Several town officials have stated their disappointment over the release of the report, every page of which was stamped “Confidential report prepared for attorney P. Beauregard.”

“From my standpoint, it was supposed to be a confidential, in-house report,” said Daniel Freitas, chair of the Board of Selectmen,

Haworth also said the report should not have been released and that he is commenting on its contents only because it was released by Beauregard.“Normally, I can’t cover personnel issues,” said Geoffrey Haworth, who came onto the Health Board through a vote at the July 30 joint Board of Health and Board of Selectmen meeting, and is currently acting as the main point of communication for the department.

Beauregard stated that he disputes the assumption the report was to remain confidential and said he believes the public deserves the whole story.

Haworth said the report is “skewed and one-sided,” explaining that the investigator didn’t seem to ask DeTerra for motives regarding findings or his side concerning the allegations. “No one asked him why he did some things. The report seems like it’s looking to draw a specific conclusion, no matter what was said or done,” said Haworth.

Freitas, who stated he was asked by the Town Administrator Mark Rees to mediate over these allegations and personnel issues, said he agrees that not enough questions were directed towards DeTerra and that not enough people were given the opportunity to speak on DeTerra’s side. “It’s not a fair and balanced report. I’m not saying it’s right or wrong; I’m saying it’s not fair,” Freitas said.

Haworth, who has known DeTerra since they both sat together on the Board of Public Works 12 years ago, cites “a clashing of personalities,” as well as examples in the report of DeTerra monitoring and/or inquiring into staff’s whereabouts, work practices, and town vehicle use as him attempting to maintain employee accountability. “I don’t think DeTerra was trying to harass anyone. From everything I know, I really think he was trying to get accountability,” he said.

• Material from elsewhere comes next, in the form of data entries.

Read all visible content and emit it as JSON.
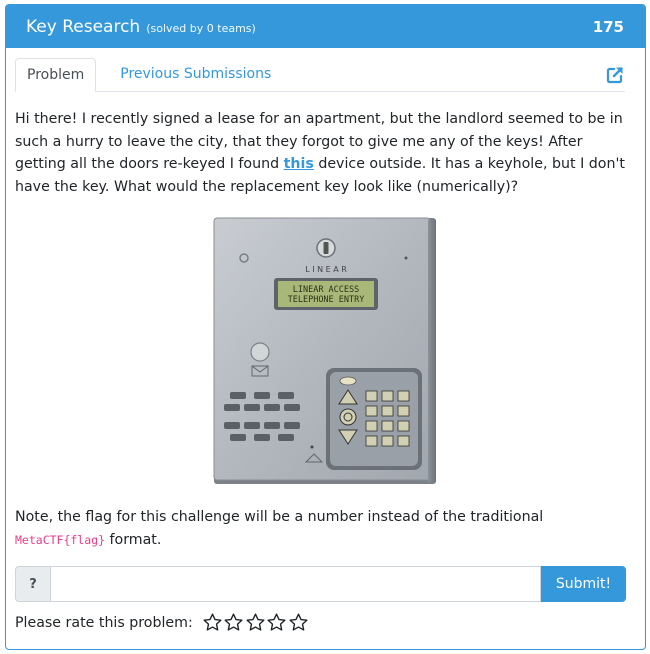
{
  "header": {
    "title": "Key Research",
    "solved": "(solved by 0 teams)",
    "points": "175"
  },
  "tabs": [
    {
      "label": "Problem"
    },
    {
      "label": "Previous Submissions"
    }
  ],
  "description": {
    "part1": "Hi there! I recently signed a lease for an apartment, but the landlord seemed to be in such a hurry to leave the city, that they forgot to give me any of the keys! After getting all the doors re-keyed I found ",
    "link_text": "this",
    "part2": " device outside. It has a keyhole, but I don't have the key. What would the replacement key look like (numerically)?"
  },
  "device_image": {
    "brand": "L I N E A R",
    "lcd_line1": "LINEAR ACCESS",
    "lcd_line2": "TELEPHONE ENTRY"
  },
  "note": {
    "prefix": "Note, the flag for this challenge will be a number instead of the traditional",
    "code": "MetaCTF{flag}",
    "suffix": " format."
  },
  "flag_form": {
    "addon": "?",
    "value": "",
    "placeholder": "",
    "submit_label": "Submit!"
  },
  "rating": {
    "label": "Please rate this problem:",
    "stars": 5,
    "selected": 0
  },
  "colors": {
    "primary": "#3498db",
    "code": "#e83e8c"
  },
  "icons": {
    "external_link": "external-link-icon",
    "star": "star-outline-icon"
  }
}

Kellogg also cites a letter dated October 31, 2019 to Town Administrator Rees, one day after she and Blais filed complaint reports against DeTerra. “I understand that the Town Government has no authority over the Board of Health; however, I feel Amanda and myself are employees of the Town and deserve to have a safe, non-hostile work environment. I should not feel abused for doing what I was hired to do,” Kellogg said in the letter.
Kellogg said she has sought guidance over the last couple of years from other officials in town, as well as state representatives and fellow people in her field “for guidance about Peter’s behavior and how do I find a way to work with him.” This list includes the town administrator, the Board of Selectmen, past Health Board members, town counsel, health agents and board members in other municipalities, and representatives from the state’s Department of Public Health.

Beauregard said one of the requests being made is that DeTerra and Kellogg have no direct contact with one another at work.

Haworth said that he believes that DeTerra’s “method may not have been the most professional” and “he could have approached things in a different way.” He also confirmed that DeTerra took legal advice and agreed to comply with the recommendations in the report regarding counseling and isolating himself from the Health Office.

“What I can say, from a neutral point, is that DeTerra has done his best to follow all the findings in the report. All the recommendations have been followed,” Haworth said